In the records below, find each line containing the word "Property" and copy it.

####

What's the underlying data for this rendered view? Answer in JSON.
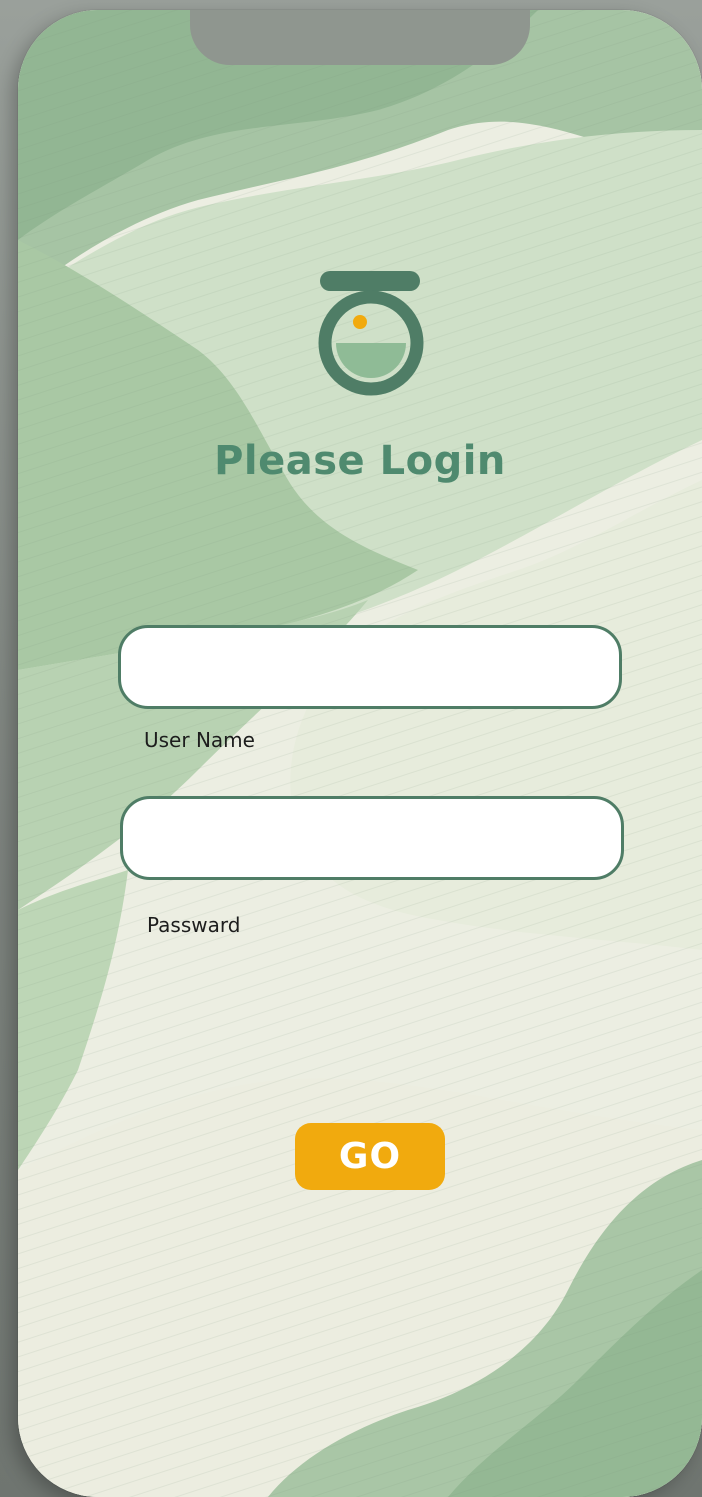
{
  "login": {
    "title": "Please Login",
    "username_label": "User Name",
    "password_label": "Passward",
    "username_value": "",
    "password_value": "",
    "submit_label": "GO"
  },
  "colors": {
    "accent_green": "#4f8a6f",
    "field_border": "#4f7d66",
    "button": "#f1aa0e",
    "logo_dot": "#f1aa0e"
  },
  "icons": {
    "logo": "cloche-bowl-logo-icon"
  }
}
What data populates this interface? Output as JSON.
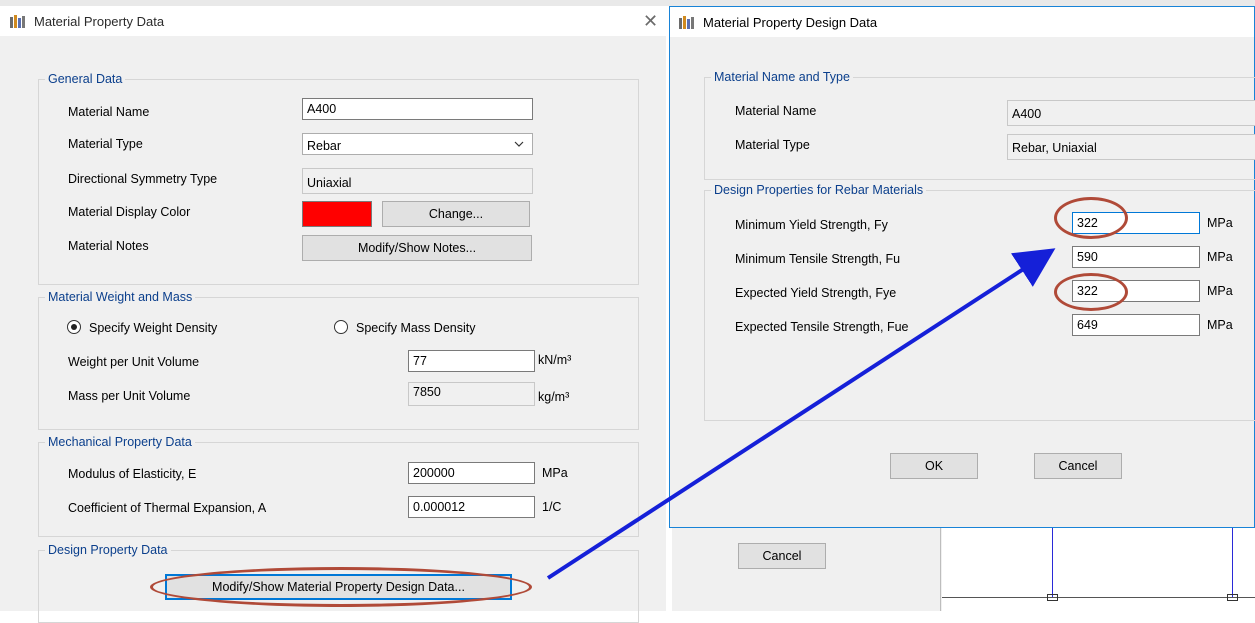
{
  "left_dialog": {
    "title": "Material Property Data",
    "general": {
      "legend": "General Data",
      "material_name_label": "Material Name",
      "material_name_value": "A400",
      "material_type_label": "Material Type",
      "material_type_value": "Rebar",
      "symmetry_label": "Directional Symmetry Type",
      "symmetry_value": "Uniaxial",
      "display_color_label": "Material Display Color",
      "display_color": "#ff0000",
      "change_button": "Change...",
      "notes_label": "Material Notes",
      "notes_button": "Modify/Show Notes..."
    },
    "weight": {
      "legend": "Material Weight and Mass",
      "radio_weight": "Specify Weight Density",
      "radio_mass": "Specify Mass Density",
      "selected": "weight",
      "weight_label": "Weight per Unit Volume",
      "weight_value": "77",
      "weight_unit": "kN/m³",
      "mass_label": "Mass per Unit Volume",
      "mass_value": "7850",
      "mass_unit": "kg/m³"
    },
    "mechanical": {
      "legend": "Mechanical Property Data",
      "modulus_label": "Modulus of Elasticity,  E",
      "modulus_value": "200000",
      "modulus_unit": "MPa",
      "thermal_label": "Coefficient of Thermal Expansion,  A",
      "thermal_value": "0.000012",
      "thermal_unit": "1/C"
    },
    "design": {
      "legend": "Design Property Data",
      "button": "Modify/Show Material Property Design Data..."
    }
  },
  "background_dialog": {
    "cancel_button": "Cancel"
  },
  "right_dialog": {
    "title": "Material Property Design Data",
    "name_type": {
      "legend": "Material Name and Type",
      "name_label": "Material Name",
      "name_value": "A400",
      "type_label": "Material Type",
      "type_value": "Rebar, Uniaxial"
    },
    "design": {
      "legend": "Design Properties for Rebar Materials",
      "rows": [
        {
          "label": "Minimum Yield Strength, Fy",
          "value": "322",
          "unit": "MPa"
        },
        {
          "label": "Minimum Tensile Strength, Fu",
          "value": "590",
          "unit": "MPa"
        },
        {
          "label": "Expected Yield Strength, Fye",
          "value": "322",
          "unit": "MPa"
        },
        {
          "label": "Expected Tensile Strength, Fue",
          "value": "649",
          "unit": "MPa"
        }
      ]
    },
    "ok_button": "OK",
    "cancel_button": "Cancel"
  },
  "colors": {
    "annotation_oval": "#b04a38",
    "annotation_arrow": "#1520d8",
    "focus_border": "#0078d7",
    "group_legend": "#0b3f8c"
  }
}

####

**Output for this exercise:**
    "title": "Material Property Data",
      "legend": "Mechanical Property Data",
      "legend": "Design Property Data",
      "button": "Modify/Show Material Property Design Data..."
    "title": "Material Property Design Data",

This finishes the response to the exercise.